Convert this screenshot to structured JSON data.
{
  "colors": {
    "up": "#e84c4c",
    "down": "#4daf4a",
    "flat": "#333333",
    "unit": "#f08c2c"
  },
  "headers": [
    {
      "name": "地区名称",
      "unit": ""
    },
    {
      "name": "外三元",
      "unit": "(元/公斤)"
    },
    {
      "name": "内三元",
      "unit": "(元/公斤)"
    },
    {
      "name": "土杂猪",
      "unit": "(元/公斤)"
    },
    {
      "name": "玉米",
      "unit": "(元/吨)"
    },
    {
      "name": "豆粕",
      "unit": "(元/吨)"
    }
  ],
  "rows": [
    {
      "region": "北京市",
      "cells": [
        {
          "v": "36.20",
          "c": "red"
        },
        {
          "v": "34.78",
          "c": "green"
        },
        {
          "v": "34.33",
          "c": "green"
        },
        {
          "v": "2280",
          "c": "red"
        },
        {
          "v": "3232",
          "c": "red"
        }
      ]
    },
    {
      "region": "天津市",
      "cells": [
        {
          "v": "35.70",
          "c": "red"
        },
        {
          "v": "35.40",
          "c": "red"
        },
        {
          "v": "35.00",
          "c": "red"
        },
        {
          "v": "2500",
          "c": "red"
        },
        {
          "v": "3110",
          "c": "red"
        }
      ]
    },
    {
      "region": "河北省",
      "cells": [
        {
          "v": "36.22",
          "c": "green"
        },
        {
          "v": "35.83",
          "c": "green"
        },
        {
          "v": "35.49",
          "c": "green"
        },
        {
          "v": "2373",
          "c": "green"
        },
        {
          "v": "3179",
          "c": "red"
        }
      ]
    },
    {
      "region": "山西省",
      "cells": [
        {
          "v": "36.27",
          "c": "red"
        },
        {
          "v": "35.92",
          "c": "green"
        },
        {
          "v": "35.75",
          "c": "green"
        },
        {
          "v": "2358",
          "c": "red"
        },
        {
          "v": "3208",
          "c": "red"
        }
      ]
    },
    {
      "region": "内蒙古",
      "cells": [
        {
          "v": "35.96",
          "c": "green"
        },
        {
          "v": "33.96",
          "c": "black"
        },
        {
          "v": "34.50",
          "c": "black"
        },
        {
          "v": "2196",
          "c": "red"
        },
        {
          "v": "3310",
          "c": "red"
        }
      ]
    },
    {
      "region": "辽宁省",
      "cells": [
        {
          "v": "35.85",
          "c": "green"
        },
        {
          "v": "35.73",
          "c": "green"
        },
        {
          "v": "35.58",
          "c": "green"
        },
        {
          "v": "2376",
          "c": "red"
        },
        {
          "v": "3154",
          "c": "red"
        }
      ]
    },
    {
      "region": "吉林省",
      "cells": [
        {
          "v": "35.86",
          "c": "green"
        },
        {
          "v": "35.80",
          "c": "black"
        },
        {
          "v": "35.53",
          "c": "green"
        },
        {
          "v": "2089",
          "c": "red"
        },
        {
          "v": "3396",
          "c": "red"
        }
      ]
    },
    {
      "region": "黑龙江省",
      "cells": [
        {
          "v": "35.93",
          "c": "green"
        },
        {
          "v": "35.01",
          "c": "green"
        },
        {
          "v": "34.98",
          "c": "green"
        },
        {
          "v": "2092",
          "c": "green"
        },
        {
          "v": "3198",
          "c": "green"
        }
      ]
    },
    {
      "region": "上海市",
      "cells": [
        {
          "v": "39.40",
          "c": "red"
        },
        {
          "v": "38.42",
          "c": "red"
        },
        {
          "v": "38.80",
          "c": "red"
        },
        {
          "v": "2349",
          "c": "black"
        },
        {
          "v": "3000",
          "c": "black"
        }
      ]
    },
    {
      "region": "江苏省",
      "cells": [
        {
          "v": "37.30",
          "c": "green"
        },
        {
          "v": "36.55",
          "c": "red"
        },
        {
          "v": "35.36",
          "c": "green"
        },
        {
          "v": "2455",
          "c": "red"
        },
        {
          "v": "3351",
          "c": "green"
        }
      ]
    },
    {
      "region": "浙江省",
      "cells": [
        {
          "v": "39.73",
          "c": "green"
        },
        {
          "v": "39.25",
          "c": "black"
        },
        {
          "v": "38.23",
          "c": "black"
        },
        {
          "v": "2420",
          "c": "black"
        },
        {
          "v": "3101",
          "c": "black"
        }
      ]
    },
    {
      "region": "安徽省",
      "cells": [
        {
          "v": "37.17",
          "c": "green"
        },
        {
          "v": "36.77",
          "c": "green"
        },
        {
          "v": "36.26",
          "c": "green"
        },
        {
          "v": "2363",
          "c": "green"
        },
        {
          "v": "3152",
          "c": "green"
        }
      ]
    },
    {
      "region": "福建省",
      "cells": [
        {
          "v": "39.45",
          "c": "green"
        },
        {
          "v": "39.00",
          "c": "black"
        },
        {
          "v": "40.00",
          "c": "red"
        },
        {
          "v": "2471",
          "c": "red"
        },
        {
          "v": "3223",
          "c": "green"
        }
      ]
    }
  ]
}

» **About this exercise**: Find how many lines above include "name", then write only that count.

» **Written solution**: 6